Fiction and Legal Writing: Three Surprising Similarities
When we’re writing for judges, we’re writing short stories. We might not be writing fiction, but if you look closely at the elements of fiction, legal writing is pretty close.
Take Edward P. Jones’s story, A Butterfly on F Street, which covers just five pages, and made me realize just how similar fiction and legal writing can be—and how keeping the elements of fiction in mind when it comes to your legal writing can actually help you provide excellent client service in terms of legal writing that works.
Here’s what I found:
Fact Patterns and Legal Argument
In fiction, facts tend to take the shape of back story. So, too, in law practice. Here’s the first sentence of “Butterfly”:
The man Mildred Harper was legally married to for twenty-seven years had been dead and buried five months when, standing on an F Street traffic median, she came upon the woman her husband had lived with for the last two years of his life.
The facts are Mildred’s 27-year marriage, her husband’s infidelity, his death, and Mildred’s grief.

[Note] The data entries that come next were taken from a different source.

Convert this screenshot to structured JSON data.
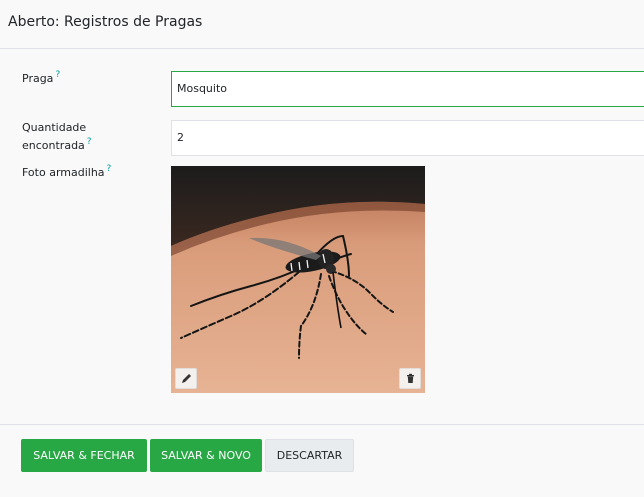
{
  "dialog": {
    "title": "Aberto: Registros de Pragas"
  },
  "form": {
    "praga": {
      "label": "Praga",
      "help": "?",
      "value": "Mosquito"
    },
    "quantidade": {
      "label_line1": "Quantidade",
      "label_line2": "encontrada",
      "help": "?",
      "value": "2"
    },
    "foto": {
      "label": "Foto armadilha",
      "help": "?"
    }
  },
  "image_actions": {
    "edit_icon": "pencil-icon",
    "delete_icon": "trash-icon"
  },
  "footer": {
    "save_close": "SALVAR & FECHAR",
    "save_new": "SALVAR & NOVO",
    "discard": "DESCARTAR"
  },
  "colors": {
    "primary": "#28a745",
    "help": "#00a09d",
    "border": "#dee2e6"
  }
}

Jones builds the foundation of his story with these facts, just as we (as lawyers) use facts to build the foundation of our arguments.
On the other hand, the here-and-now, as I call it, is the world that Jones the fiction writer needs us to believe in, if we’re going to take his writing seriously. The here-and-now is analogous to the legal argument we want the judge to believe.
The back story—the marriage, the infidelity, the death and grief—is woven into the here-and-now, which is Mildred standing there on the F Street traffic median. Mildred’s actually doing something, she’s a real character in the world, and when she comes “face to face,” as Jones writes, with the other woman, it’s all the more believable.
Point of View
Jones writes from Mildred Harper’s point of view—not first person, but a relatively close third person, which is exactly how you write for your client, furthering the believability of your legal writing. Jones does not assume the role of an all-knowing, omniscient narrator. Rather, he writes for Mildred, his character, who feels grief and loss and struggles to understand it as she confronts the other woman.
As in “Butterfly,” you will not put yourself in your argument. You don’t write, “My client deserves compensation because I believe it would be a just result.” You state why your client deserves compensation based on the facts and the law and then you get out of the way and write from your client’s point of view.
In a story that includes big themes like marriage and heartbreak and mortality, Jones could easily have overwritten Mildred’s part by including much more back story than he did, Mildred going on and on about how bad she feels that her husband left her. Jones could have doubled the size of the story with moments plucked from her lengthy marriage, driving the point home to the reader that, indeed, Mildred’s lost her marriage and her husband and all is not well.
But that wasn’t essential to the story.
What was essential was the one moment in time when Mildred confronts the other woman on F Street after all the bad stuff has happened and Mildred is trying to “get far enough away from insanity’s doorstep to see hope.”
Come to think of it, the lives of some of our clients resemble Mildred’s.
There’s no reason why you cannot write Mildred like Jones does.